*** ENTRIES PROVIDED ***

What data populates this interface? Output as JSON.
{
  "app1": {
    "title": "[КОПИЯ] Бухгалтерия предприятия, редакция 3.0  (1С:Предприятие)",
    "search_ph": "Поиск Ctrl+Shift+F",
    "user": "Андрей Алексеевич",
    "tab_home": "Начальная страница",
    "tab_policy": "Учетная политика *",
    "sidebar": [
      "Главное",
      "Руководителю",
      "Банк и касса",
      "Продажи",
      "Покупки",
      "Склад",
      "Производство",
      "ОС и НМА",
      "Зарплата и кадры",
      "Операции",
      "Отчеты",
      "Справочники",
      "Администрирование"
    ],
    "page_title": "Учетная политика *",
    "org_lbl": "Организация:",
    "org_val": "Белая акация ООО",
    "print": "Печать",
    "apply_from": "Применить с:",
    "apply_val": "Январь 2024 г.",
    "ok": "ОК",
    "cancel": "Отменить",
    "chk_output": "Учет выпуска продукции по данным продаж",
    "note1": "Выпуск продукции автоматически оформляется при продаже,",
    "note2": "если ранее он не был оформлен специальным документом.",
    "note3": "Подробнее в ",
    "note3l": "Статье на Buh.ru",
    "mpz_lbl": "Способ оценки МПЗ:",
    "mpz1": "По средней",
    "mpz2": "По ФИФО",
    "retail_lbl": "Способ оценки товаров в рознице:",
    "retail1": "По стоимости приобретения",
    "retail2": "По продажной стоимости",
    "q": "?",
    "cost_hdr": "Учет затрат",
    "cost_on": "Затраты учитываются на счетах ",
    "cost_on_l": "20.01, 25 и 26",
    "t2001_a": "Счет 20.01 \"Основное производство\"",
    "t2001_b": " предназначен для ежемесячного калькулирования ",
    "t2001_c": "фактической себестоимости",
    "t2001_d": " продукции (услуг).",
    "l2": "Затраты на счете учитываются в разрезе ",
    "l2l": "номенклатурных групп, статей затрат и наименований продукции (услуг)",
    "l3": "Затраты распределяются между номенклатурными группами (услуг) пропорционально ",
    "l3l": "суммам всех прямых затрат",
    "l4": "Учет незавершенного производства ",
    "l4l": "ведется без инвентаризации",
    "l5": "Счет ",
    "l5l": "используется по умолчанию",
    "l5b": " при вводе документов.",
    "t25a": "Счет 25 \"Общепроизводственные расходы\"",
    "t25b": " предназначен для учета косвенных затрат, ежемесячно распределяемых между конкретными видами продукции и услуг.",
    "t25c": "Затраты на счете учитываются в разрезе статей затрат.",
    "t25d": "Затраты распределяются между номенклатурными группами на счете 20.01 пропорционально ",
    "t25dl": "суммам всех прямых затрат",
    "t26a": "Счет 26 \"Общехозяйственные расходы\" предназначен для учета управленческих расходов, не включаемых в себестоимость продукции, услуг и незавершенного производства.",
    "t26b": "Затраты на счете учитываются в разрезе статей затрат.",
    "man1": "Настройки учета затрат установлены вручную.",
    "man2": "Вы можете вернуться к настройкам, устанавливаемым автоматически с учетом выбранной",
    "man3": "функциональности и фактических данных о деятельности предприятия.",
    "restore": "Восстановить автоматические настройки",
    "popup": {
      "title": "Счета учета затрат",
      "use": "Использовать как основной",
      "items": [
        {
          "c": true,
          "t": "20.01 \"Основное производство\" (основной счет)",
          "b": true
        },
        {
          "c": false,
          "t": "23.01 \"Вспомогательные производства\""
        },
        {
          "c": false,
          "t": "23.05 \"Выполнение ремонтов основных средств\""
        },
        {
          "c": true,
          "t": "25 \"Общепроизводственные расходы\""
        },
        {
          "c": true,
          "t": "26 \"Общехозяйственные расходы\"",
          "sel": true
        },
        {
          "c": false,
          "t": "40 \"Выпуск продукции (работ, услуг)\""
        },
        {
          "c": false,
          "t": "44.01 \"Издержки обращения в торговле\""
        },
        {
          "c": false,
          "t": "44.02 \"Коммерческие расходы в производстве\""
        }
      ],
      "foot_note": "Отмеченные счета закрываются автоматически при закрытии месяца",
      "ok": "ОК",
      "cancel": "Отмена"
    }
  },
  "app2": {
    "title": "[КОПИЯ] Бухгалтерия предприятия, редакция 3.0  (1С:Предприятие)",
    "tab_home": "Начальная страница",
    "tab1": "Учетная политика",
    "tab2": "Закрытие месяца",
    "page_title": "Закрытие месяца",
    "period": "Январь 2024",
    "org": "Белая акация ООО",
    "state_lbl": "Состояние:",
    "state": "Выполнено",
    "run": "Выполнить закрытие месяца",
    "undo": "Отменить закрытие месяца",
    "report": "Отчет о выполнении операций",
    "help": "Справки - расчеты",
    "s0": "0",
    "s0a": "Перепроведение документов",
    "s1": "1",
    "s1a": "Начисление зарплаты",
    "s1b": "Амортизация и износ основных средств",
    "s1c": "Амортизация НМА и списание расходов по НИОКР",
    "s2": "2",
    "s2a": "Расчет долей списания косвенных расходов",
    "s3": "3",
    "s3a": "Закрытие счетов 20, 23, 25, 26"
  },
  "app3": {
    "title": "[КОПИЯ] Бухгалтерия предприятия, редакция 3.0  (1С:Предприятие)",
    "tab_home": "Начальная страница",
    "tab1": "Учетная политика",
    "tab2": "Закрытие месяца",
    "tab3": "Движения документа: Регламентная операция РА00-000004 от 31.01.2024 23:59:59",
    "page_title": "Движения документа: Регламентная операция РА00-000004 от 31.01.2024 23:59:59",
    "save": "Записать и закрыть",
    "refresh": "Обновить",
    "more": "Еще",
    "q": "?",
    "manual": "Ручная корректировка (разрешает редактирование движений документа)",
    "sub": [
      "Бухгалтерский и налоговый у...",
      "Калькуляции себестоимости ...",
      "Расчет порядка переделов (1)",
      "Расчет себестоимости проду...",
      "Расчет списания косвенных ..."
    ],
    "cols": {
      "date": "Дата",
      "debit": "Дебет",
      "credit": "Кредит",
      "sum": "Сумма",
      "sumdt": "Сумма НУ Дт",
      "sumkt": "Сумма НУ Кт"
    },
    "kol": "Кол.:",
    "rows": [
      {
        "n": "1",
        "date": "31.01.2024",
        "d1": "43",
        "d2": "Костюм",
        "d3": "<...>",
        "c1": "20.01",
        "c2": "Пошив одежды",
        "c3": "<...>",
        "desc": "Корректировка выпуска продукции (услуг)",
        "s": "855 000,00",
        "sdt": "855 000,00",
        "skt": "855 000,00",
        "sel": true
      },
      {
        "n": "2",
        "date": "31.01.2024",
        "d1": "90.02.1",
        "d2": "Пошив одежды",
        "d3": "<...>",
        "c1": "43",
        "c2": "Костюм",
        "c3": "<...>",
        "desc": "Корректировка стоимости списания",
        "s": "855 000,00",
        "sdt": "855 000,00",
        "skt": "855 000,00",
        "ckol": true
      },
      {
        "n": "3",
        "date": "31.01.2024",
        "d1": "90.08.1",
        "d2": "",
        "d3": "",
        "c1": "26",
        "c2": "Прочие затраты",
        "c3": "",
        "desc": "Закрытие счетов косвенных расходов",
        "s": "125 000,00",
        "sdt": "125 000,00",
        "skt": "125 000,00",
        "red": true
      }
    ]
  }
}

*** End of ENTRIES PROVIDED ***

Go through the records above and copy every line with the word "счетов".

__TASK ANSWER__.
    "s3a": "Закрытие счетов 20, 23, 25, 26"
        "desc": "Закрытие счетов косвенных расходов",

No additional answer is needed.